Multi-agent competitive and cooperative systems occur in a vast range of designed and natural settings. Inspired by statistical mechanics, Mean Field Game (MFG) theory studies the existence of Nash equilibria, together with the individual strategies which generate them, in games involving a large number of agents each modelled by a controlled stochastic dynamical system. This is achieved for problems which would be intractable in terms of conventional game theory by exploiting the relationship between the finite and corresponding infinite limit population problems.
The equilibria of the infinite population problems are obtained from the fundamental MFG Hamilton-Jacobi-Bellman (HJB) and Fokker-Planck-Kolmogorov (FPK) equations, or, equivalently, the systems' McKean-Vlasov stochastic differential equations (Huang, Caines, Malhamé, 2003, 2006, 2007, Lasry, Lions, 2006, 2007); these equations are linked by the state distribution of a generic agent, otherwise known as the system's mean field. For large population stochastic dynamic games individual feedback strategies depending on the mean field exist such that any given agent will be approximately in a Nash equilibrium with respect to the mass of the other agents.

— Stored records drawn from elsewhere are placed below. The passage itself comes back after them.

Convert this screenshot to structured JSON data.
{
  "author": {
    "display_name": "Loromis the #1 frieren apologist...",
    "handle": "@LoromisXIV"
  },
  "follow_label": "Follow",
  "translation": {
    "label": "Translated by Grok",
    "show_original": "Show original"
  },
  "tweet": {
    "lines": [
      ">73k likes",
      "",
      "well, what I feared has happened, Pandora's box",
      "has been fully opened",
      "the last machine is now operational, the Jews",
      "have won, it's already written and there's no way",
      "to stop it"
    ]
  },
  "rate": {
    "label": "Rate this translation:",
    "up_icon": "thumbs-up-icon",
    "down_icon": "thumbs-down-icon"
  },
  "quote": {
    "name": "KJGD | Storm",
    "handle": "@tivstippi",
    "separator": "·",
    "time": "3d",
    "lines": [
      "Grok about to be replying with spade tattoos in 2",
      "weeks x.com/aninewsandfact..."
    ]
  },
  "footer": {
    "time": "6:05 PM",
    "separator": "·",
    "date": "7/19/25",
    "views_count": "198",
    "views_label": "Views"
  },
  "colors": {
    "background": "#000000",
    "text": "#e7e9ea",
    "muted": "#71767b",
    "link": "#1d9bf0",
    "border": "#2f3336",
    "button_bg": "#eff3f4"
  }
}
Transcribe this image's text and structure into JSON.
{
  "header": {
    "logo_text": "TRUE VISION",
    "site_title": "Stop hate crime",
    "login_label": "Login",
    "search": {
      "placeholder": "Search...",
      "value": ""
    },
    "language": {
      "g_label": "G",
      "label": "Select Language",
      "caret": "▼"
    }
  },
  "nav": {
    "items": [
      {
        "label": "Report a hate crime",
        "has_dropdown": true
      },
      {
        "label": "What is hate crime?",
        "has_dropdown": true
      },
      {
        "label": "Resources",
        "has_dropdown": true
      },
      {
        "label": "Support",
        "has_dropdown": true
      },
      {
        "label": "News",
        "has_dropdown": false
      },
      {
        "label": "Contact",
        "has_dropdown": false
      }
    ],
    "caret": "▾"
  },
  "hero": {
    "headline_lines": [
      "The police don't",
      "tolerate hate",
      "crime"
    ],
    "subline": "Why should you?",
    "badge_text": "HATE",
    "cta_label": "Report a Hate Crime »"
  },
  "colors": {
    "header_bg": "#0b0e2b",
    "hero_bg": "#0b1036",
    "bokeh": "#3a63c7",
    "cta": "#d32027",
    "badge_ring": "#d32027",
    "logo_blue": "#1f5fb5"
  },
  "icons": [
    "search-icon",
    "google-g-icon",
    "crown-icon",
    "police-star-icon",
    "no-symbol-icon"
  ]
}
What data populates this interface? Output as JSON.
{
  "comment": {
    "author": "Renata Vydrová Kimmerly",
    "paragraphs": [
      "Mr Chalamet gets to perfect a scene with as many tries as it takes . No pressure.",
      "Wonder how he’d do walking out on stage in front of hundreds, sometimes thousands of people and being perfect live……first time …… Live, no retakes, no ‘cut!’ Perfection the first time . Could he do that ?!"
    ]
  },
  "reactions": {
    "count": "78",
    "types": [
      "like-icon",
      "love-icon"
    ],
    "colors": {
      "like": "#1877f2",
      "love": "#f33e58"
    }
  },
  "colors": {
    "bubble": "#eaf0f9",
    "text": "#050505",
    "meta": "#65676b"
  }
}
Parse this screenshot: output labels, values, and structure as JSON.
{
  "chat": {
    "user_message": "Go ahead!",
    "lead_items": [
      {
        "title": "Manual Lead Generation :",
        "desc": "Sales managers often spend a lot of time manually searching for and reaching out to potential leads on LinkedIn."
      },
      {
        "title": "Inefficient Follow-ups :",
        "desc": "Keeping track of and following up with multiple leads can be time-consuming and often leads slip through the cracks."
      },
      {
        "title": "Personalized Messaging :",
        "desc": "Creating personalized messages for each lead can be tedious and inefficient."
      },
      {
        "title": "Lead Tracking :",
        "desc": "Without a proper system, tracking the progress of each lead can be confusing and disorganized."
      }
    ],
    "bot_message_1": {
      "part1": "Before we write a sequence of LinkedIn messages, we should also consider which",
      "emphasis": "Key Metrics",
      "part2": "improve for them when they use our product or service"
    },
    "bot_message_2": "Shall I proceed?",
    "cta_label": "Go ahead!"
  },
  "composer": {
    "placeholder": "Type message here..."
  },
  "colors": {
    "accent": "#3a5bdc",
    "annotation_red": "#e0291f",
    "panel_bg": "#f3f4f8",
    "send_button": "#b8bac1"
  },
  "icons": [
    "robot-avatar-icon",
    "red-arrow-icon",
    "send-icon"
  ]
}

In this talk we shall present (i) the basic notions of MFG control theory including the explicitly solvable linear-quadratic case, (ii) outline some of the extensions of the theory to adaptive, egoist-altruist, flocking and coalition seeking behaviours together with the theory of major-minor agent MFG control, and (iii) indicate open problem areas.